Finex Cast Iron Review: Skillet & Lid Set

Megan
by: Megan Johnson
co-author: Chef Nick
Last Updated on September 20, 2022 | 0 Comments
finex cast iron review
Last Updated on September 20, 2022 | 0 Comments
Our editorial team recommends the best products through independent research, selection and careful review. Prices are subject to change.

The Finex Cast Iron Skillet and Lid Set is a stunning pan with rustic charm and a unique design, but it takes a complete Finex cast iron review to determine how it holds up in the kitchen.

In this Finex cookware review, we’ll discuss the pan’s design, materials and how it cooks with insight from Denver-based Chef Nick, who took the pan for a test run in his own kitchen. No matter what you've got cooking, this culinary workhorse is bound to cover every base.

 

 Jump to Section

Finex Cast Iron Skillet Design

One of the most notable features of the Finex cast iron skillet is that it’s shaped like an octagon rather than a traditional circle. This isn’t a gimmick — those eight sides provide eight spouts for pouring fats and juices, are perfect for portioning pies and allow extra room for rolls or vegetables. 

Another unique feature of the Finex cast iron skillet, which comes in either a 10" or 12" size, is the metal spring handle. In addition to adding an interesting design to the pan, this spring handle is an ideal shape for picking up the skillet with one hand. It also stays cooler than the cast iron body, easing the transition from oven to stovetop. The pan also has a solid cast iron helper handle on the opposite side of the pan.

The skillet also comes with a lid, which is rare for even the best cast iron pans. But the heavy-duty, octagonal lid is a welcome addition; in his Finex cast iron review, Chef Nick explained how useful it was to use it to seal in juices while roasting or braising meat in the oven.

Materials and Care

The Finex cast iron skillet is made from solid cast iron and is pre-seasoned with flaxseed oil. This pan performs like a normal cast iron skillet, heating slowly but maintaining a consistent heat well, and it works on all cooktops. The lid is also made of cast iron and the handle features a metal spring. 

Although it comes pre-seasoned, like all cast iron skillets this pan will require re-seasoning as regular cooking wears down the original layer. With regular seasoning, the Finex skillet releases food easily — even eggs. 
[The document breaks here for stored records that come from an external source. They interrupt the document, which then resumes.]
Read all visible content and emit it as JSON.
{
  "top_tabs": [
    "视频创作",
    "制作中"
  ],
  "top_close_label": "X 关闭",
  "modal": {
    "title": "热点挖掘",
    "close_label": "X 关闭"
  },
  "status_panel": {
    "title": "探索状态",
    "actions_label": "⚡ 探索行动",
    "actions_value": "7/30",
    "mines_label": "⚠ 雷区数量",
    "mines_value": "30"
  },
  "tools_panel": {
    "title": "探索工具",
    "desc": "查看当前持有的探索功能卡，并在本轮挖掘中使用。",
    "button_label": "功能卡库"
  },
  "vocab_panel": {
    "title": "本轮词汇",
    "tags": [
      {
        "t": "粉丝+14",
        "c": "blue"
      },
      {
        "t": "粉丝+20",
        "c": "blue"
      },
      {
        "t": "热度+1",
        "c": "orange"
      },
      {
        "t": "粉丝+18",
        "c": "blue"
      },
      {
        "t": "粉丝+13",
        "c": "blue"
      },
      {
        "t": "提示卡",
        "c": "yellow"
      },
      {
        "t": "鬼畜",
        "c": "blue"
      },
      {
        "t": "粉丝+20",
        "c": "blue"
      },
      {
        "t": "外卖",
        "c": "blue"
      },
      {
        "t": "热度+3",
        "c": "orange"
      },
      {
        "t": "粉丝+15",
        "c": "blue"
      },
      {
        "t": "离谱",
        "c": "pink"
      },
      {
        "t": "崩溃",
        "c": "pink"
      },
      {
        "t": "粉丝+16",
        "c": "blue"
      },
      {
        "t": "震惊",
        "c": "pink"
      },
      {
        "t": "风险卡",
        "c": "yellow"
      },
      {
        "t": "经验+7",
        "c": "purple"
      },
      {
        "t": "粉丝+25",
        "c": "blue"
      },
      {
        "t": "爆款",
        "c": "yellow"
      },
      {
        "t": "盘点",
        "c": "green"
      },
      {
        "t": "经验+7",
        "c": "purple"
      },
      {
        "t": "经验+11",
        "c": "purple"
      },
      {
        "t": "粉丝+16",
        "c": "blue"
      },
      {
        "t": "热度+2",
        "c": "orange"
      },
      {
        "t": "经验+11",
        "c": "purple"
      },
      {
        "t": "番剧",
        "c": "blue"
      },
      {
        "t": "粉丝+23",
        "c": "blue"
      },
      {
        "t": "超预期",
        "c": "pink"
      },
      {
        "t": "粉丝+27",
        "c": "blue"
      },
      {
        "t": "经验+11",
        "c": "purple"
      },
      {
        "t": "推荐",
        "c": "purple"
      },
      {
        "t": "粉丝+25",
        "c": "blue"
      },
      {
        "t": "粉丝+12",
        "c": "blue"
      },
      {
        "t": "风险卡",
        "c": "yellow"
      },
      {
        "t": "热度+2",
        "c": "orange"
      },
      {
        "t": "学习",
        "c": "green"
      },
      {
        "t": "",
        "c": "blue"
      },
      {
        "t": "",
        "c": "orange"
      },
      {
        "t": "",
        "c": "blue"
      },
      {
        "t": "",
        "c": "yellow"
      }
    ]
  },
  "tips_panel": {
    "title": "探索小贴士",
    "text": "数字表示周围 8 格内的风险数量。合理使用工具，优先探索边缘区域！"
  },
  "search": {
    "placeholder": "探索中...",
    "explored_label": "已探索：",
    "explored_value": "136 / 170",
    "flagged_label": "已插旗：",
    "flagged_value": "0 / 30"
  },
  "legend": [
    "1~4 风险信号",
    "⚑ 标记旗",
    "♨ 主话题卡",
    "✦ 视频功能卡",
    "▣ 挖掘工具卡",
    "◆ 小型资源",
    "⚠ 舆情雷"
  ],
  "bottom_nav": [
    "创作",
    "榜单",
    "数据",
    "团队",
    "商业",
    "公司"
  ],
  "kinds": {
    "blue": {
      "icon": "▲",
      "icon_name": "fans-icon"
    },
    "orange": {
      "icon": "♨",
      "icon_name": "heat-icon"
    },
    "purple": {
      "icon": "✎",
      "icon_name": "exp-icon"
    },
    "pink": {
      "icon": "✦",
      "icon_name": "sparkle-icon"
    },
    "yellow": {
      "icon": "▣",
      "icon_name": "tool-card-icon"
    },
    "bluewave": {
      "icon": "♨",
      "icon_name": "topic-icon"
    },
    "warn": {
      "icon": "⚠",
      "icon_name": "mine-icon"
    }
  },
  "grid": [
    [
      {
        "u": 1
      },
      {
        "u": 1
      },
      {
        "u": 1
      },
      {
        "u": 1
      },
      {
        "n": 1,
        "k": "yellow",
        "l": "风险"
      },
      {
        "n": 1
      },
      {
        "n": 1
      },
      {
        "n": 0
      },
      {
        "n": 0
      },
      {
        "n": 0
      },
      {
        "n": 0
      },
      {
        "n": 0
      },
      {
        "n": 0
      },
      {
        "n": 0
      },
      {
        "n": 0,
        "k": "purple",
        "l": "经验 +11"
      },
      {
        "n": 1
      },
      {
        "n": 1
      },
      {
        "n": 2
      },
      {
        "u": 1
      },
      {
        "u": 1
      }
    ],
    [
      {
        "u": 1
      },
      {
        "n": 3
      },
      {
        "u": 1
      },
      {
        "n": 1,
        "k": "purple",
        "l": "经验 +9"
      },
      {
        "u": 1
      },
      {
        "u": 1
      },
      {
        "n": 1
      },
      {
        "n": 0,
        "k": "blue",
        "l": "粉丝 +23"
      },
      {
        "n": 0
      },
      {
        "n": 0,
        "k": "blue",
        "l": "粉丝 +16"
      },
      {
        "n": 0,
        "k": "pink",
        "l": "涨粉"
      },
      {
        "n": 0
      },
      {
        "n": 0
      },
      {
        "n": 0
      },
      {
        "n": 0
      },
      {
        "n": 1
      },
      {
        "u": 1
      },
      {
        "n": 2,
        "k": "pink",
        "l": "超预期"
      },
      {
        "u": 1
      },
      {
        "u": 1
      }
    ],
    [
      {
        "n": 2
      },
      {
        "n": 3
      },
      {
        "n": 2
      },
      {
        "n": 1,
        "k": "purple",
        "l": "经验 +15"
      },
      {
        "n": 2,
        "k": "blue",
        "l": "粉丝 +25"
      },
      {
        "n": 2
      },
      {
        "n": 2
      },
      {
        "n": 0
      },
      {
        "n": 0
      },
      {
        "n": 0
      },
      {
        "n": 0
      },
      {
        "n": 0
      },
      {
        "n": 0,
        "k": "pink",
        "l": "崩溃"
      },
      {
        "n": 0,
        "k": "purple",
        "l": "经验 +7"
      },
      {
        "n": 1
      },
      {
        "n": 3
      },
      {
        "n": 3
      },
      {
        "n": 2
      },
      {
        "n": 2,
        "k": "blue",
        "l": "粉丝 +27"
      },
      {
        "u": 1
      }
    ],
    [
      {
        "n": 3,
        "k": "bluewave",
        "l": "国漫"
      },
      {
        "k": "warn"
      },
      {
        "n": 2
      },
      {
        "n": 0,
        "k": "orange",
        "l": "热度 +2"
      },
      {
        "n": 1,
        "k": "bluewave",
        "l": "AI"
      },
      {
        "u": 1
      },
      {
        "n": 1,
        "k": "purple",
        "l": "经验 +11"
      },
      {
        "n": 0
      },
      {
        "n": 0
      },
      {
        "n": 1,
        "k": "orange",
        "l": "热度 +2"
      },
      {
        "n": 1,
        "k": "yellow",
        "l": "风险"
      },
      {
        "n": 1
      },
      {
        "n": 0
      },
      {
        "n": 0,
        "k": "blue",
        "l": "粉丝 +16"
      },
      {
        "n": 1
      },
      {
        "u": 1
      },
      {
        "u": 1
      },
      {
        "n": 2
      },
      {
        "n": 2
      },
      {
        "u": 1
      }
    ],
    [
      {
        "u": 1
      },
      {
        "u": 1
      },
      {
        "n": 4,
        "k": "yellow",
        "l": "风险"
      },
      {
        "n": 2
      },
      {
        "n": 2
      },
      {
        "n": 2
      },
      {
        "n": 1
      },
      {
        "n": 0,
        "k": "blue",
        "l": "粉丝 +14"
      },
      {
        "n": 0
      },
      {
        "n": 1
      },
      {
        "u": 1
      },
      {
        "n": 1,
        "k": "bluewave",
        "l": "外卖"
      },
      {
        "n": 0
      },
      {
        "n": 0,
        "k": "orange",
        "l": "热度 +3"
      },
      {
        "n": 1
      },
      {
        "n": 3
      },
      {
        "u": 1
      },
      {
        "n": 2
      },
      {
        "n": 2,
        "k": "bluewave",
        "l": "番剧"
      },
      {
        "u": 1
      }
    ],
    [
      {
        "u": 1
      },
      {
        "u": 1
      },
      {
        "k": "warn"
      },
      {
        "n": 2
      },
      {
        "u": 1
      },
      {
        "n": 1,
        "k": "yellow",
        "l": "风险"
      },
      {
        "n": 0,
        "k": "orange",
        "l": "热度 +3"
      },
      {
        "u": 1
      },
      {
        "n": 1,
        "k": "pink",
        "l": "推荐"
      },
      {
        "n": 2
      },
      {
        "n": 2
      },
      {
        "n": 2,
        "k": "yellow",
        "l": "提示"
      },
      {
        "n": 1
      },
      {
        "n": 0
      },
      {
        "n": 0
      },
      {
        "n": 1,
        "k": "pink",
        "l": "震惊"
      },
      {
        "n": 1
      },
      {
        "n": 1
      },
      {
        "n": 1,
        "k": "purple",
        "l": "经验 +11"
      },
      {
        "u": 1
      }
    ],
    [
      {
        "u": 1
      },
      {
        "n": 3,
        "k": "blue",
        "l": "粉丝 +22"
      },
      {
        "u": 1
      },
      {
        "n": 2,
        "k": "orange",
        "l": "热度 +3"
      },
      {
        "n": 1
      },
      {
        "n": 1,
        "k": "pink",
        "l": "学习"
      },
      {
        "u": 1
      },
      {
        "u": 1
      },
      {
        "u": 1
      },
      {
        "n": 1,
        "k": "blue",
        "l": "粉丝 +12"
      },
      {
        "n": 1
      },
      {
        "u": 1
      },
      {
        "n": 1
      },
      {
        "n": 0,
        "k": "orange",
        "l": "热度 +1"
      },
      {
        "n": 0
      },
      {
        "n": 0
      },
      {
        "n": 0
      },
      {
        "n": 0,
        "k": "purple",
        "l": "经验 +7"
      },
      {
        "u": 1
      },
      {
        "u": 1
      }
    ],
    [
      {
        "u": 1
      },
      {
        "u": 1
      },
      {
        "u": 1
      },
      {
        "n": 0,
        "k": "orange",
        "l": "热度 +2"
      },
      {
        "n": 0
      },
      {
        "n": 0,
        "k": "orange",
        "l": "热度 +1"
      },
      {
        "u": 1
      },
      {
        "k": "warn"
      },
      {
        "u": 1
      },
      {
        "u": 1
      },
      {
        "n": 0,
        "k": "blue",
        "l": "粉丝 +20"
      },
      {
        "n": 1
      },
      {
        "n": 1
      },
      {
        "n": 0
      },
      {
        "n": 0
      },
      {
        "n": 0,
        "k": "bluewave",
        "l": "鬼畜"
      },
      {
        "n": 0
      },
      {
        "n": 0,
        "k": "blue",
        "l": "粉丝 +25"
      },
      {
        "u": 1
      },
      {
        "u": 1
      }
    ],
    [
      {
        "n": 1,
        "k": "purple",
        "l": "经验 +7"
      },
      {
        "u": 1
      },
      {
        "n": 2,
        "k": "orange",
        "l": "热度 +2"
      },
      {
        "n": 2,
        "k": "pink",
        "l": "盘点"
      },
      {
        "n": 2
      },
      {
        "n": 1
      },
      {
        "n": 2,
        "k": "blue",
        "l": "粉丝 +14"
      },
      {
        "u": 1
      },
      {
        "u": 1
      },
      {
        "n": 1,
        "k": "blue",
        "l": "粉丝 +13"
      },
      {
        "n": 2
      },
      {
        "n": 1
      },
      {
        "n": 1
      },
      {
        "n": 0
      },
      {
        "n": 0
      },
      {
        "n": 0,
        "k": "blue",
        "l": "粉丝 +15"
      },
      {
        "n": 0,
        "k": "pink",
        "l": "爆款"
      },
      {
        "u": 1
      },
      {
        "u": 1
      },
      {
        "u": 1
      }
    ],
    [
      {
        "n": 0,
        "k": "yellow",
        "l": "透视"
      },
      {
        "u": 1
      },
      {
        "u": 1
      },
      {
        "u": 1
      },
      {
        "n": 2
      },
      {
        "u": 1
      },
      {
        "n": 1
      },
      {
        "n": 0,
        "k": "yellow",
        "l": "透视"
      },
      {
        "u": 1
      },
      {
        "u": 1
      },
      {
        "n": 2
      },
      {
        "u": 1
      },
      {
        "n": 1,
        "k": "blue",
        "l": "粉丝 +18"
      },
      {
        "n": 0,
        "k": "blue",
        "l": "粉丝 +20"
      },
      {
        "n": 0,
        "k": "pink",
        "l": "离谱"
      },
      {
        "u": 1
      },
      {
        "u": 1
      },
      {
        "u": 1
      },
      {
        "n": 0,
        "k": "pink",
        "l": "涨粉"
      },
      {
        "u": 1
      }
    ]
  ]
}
When it comes to how to clean a cast iron skillet, it should be hand-washed with a non-abrasive sponge and hot water without soap or detergent. Like all cast iron pans, this pan should not go in the dishwasher. The Finex Cast Iron Care Kit can be used to carefully preserve and care for your pan for generations to come.

Finex Cast Iron Skillet and Lid Set
via Finex

Cooking With the Finex Cast Iron Skillet

According to Chef Nick’s Finex cast iron review, this is a go-to pan for roasting, braising and searing. He finds that the heavy-duty skillet allows him to not only get a great sear on any protein, but it goes easily into the oven as well to roast larger cuts of meat or do a slow and low braise. The quick-cool handle spring allows him to work with the pan if he needs to finish anything on the stove à la minute. And, the eight-sided lid fits snugly to lock in flavors for whatever is simmering underneath. 

Fixex cast iron review
via Finex

With so many uses from roasting to stovetop cooking, you may find that, like Chef Nick, the Finex cast iron skillet will be the most used pan in your kitchen by far and worth the investment many times over. You can purchase the 10" size for $250 or the 12" skillet for $300.

 

For even more insight into chef-recommended cookware, check out the Cozymeal Shop.

Megan
by: Megan Johnson
co-author: Chef Nick
About Cozymeal

Discover the best in culinary experiences and products on Cozymeal: From in-person cooking classes to virtual cooking & mixology classes to private chef experiences and top-rated cookware — from world-class chefs, mixologists & more.

View All Experiences & Cookware on Cozymeal

FOOD FOR THOUGHT?

Join the conversation.

0 Comments
0 Comments
Please Log In to leave a comment